Renewed Growth, 1931-1960
In January 1931, The Canadian Bank of Commerce opened its new head office at King and Jordan streets in Toronto. Built during the Depression, it was a statement of confidence both in the stability of the bank and in the development of Canada. An observation gallery on the 32nd floor was a popular tourist attraction where, for the first time, visitors could get an aerial view of the city. An architectural and structural marvel, the 476-foot, 34-storey tower remained the tallest building in the British Commonwealth until 1962.
The heights of the Head Office, however, contrasted with the depths of the Great Depression. Poor economic conditions across the country forced the closure of more than 300 branches of both The Commerce and the Imperial. The banks had to look for new sources of revenue and in 1936, The Commerce was the first Canadian bank to establish a personal loans department. Initially, the bank decided it would issue loans only in the Toronto and Hamilton districts, and only for a maximum of $1,000. The pilot program proved very popular and loans were extended to Canadians across the country.
When World War II broke out in 1939, bankers and financial leaders were called upon to work for the Canadian government. J.H. Gundy, of Wood, Gundy & Company, resumed his position on the Victory Loans Committee and once again organized their sale. This time the Victory Loan campaigns raised some $12 billion for the war effort, with almost 3 million Canadians buying war loan bonds.
The post-war years were prosperous times for Canada. When The Commerce and the Imperial started to open new branches, they did so in the rapidly growing suburbs. The same suburbs where many Canadian families were building new homes and required mortgage financing. Although the banks had been barred from the mortgage business since 1871, the Canadian government now called upon them to provide mortgage services. Previously, life insurance companies provided the majority of mortgage funds; however, by 1953, those funds were no longer adequate. So, in 1954, Canadian banks started offering mortgages for new construction. By the end of that year, The Commerce had invested $25 million in mortgages; 6 years later, the amount had grown to $246.5 million.
During this time, Canada capitalized on the industrialization of its natural resources, and the economy grew at an unprecedented rate. Both The Commerce and the Imperial had been involved in the resource industry since their early days, but during the 1950s the financing needs of those clients grew exponentially. In fact, by 1960, the Imperial could not keep pace with the demands of its clients in the industry.
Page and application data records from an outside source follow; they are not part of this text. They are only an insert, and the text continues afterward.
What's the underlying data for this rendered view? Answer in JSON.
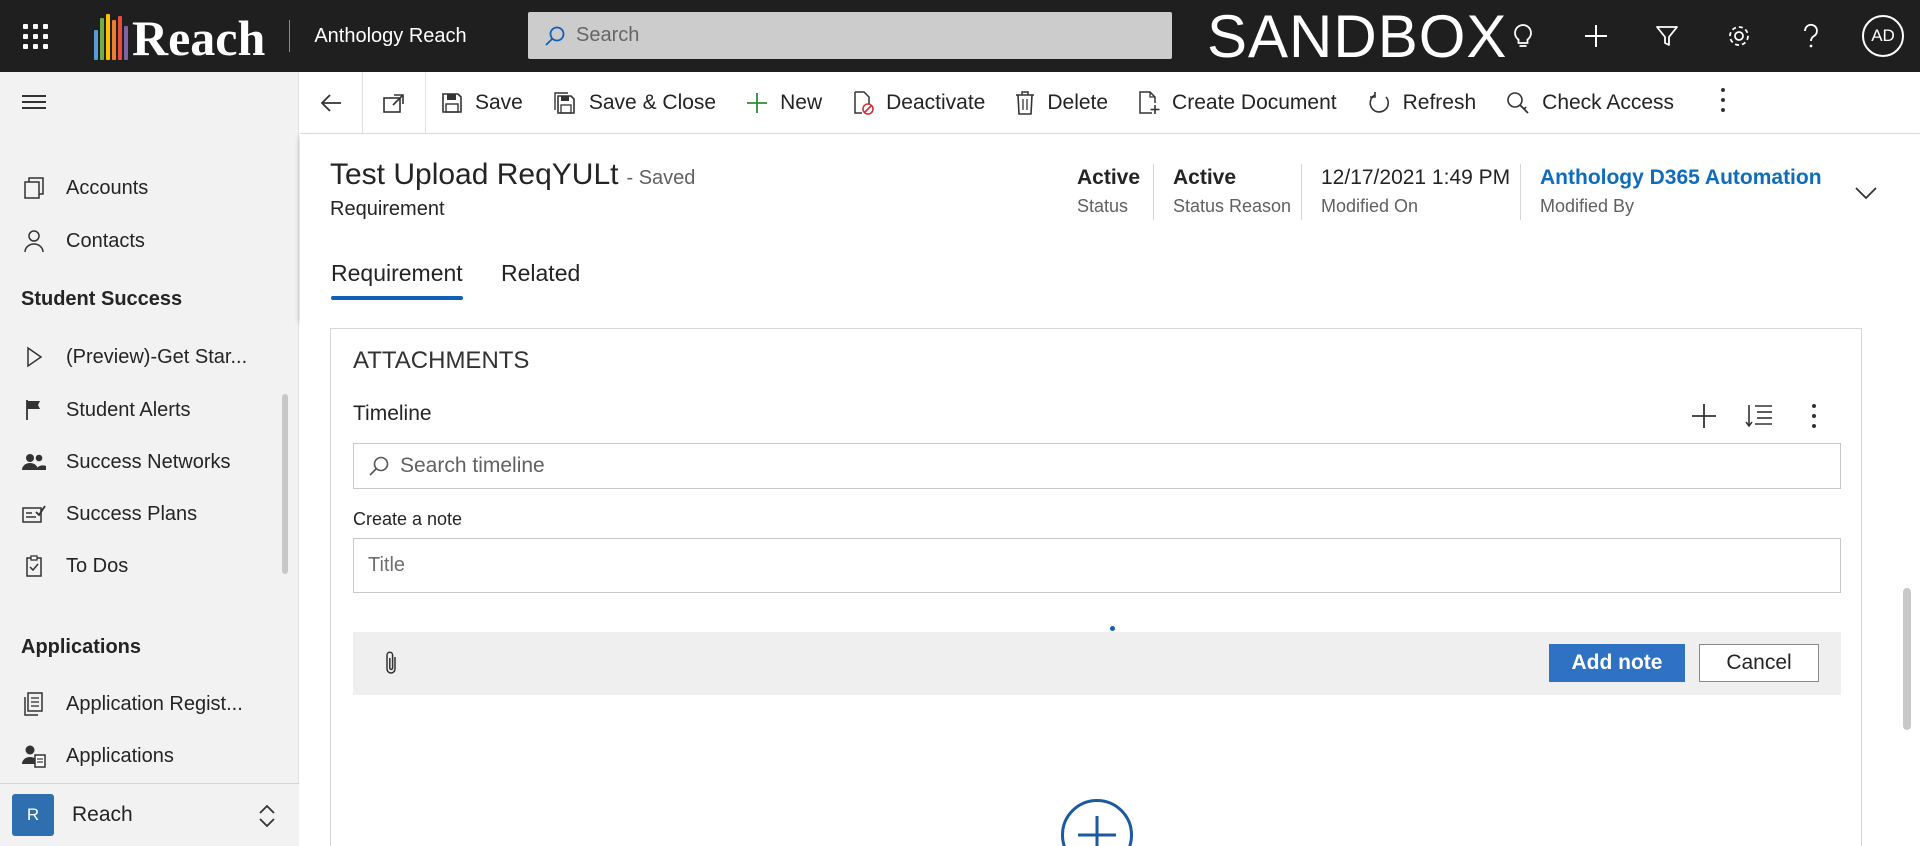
{
  "topbar": {
    "logo_text": "Reach",
    "logo_bar_colors": [
      "#5b9bd5",
      "#70ad47",
      "#ffc000",
      "#ed7d31",
      "#e84c3d",
      "#a5a5a5"
    ],
    "app_name": "Anthology Reach",
    "search_placeholder": "Search",
    "environment_label": "SANDBOX",
    "user_initials": "AD"
  },
  "sidebar": {
    "items_top": [
      {
        "label": "Accounts",
        "icon": "accounts-icon"
      },
      {
        "label": "Contacts",
        "icon": "contacts-icon"
      }
    ],
    "student_success_heading": "Student Success",
    "student_success_items": [
      {
        "label": "(Preview)-Get Star...",
        "icon": "play-icon"
      },
      {
        "label": "Student Alerts",
        "icon": "flag-icon"
      },
      {
        "label": "Success Networks",
        "icon": "people-icon"
      },
      {
        "label": "Success Plans",
        "icon": "plan-icon"
      },
      {
        "label": "To Dos",
        "icon": "clipboard-check-icon"
      }
    ],
    "applications_heading": "Applications",
    "applications_items": [
      {
        "label": "Application Regist...",
        "icon": "document-icon"
      },
      {
        "label": "Applications",
        "icon": "person-document-icon"
      }
    ],
    "area": {
      "badge": "R",
      "name": "Reach"
    }
  },
  "commandbar": {
    "save": "Save",
    "save_close": "Save & Close",
    "new": "New",
    "deactivate": "Deactivate",
    "delete": "Delete",
    "create_document": "Create Document",
    "refresh": "Refresh",
    "check_access": "Check Access"
  },
  "record": {
    "title": "Test Upload ReqYULt",
    "saved_state": "- Saved",
    "entity": "Requirement",
    "fields": {
      "status_value": "Active",
      "status_label": "Status",
      "status_reason_value": "Active",
      "status_reason_label": "Status Reason",
      "modified_on_value": "12/17/2021 1:49 PM",
      "modified_on_label": "Modified On",
      "modified_by_value": "Anthology D365 Automation",
      "modified_by_label": "Modified By"
    },
    "tabs": [
      "Requirement",
      "Related"
    ],
    "active_tab": "Requirement"
  },
  "attachments": {
    "section_title": "ATTACHMENTS",
    "timeline_title": "Timeline",
    "search_placeholder": "Search timeline",
    "create_note_label": "Create a note",
    "note_title_placeholder": "Title",
    "add_note_button": "Add note",
    "cancel_button": "Cancel"
  }
}
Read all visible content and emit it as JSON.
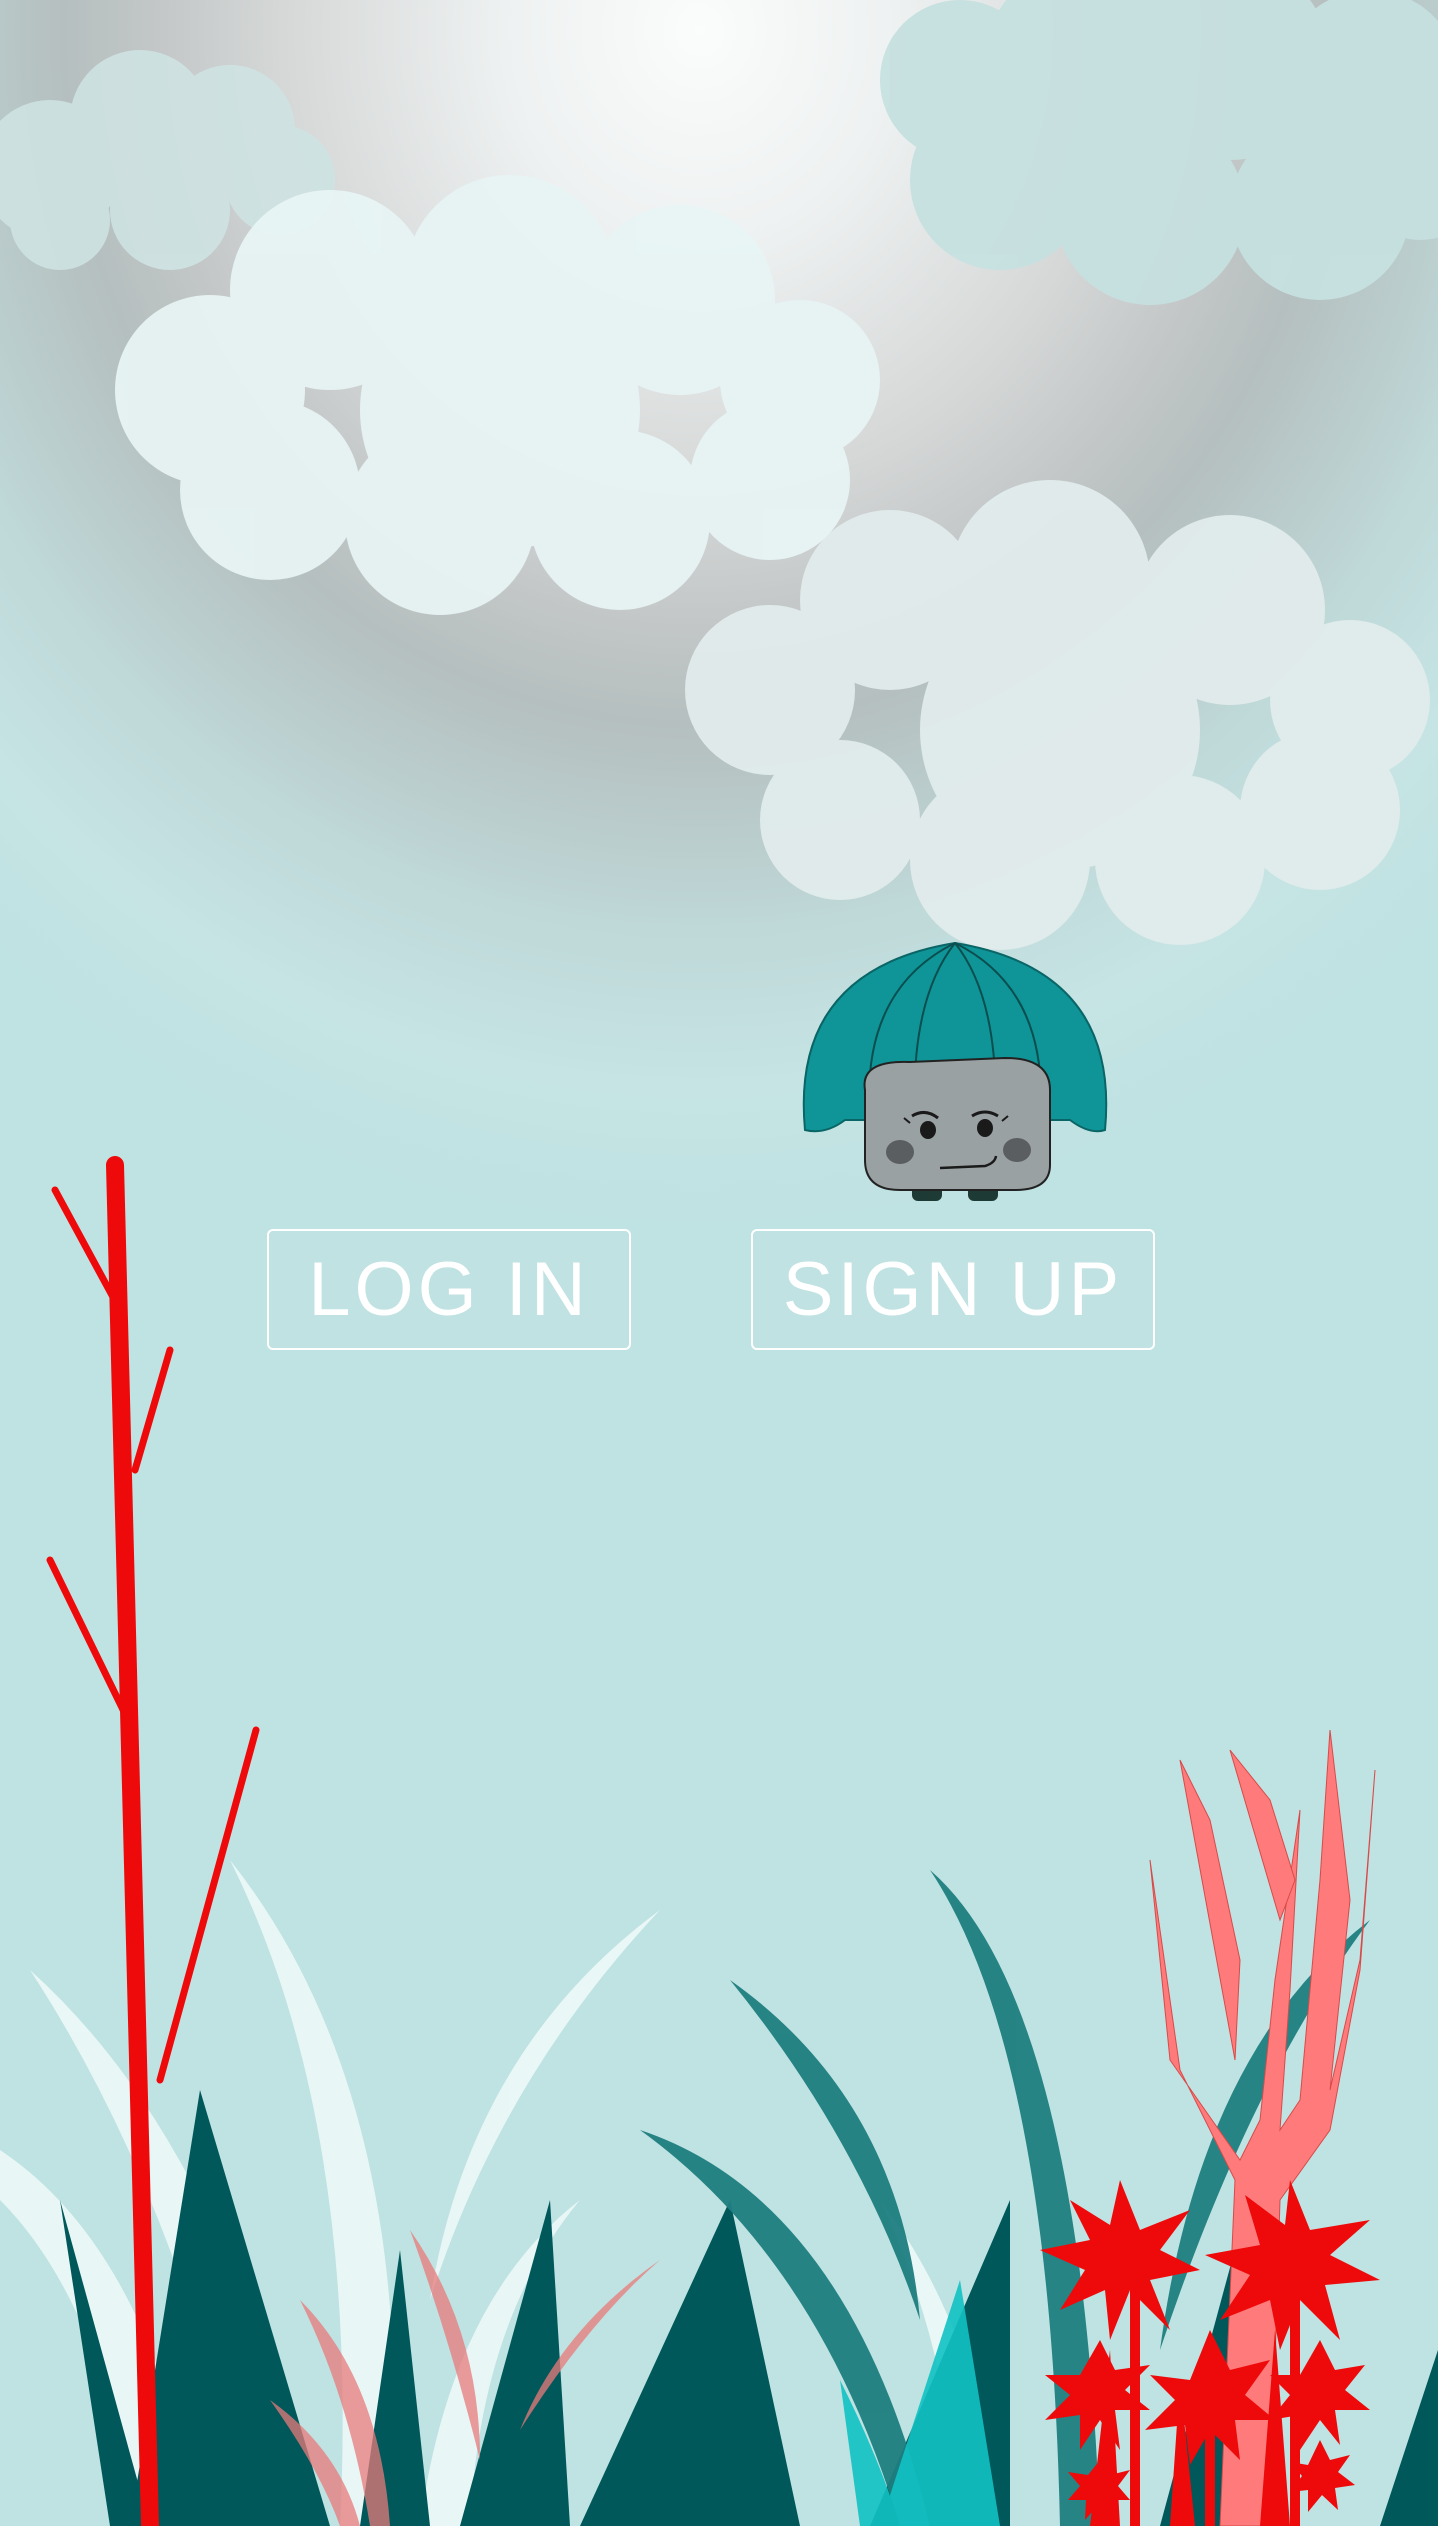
{
  "auth": {
    "login_label": "LOG IN",
    "signup_label": "SIGN UP"
  },
  "mascot": {
    "icon": "mushroom-mascot-icon"
  },
  "colors": {
    "teal_dark": "#00585a",
    "teal_cap": "#0f9597",
    "red_branch": "#ee0a0a",
    "coral": "#ff7b7b",
    "cloud": "#e6f3f3"
  }
}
To better serve these clients and to ward off a possible buyout by a foreign bank, Imperial Chairman Stuart Mackersy discreetly approached Neil McKinnon, president of The Commerce, with a proposal to merge the 2 banks. Legend has it that the 2 men reached a tentative deal for amalgamation in 10 minutes.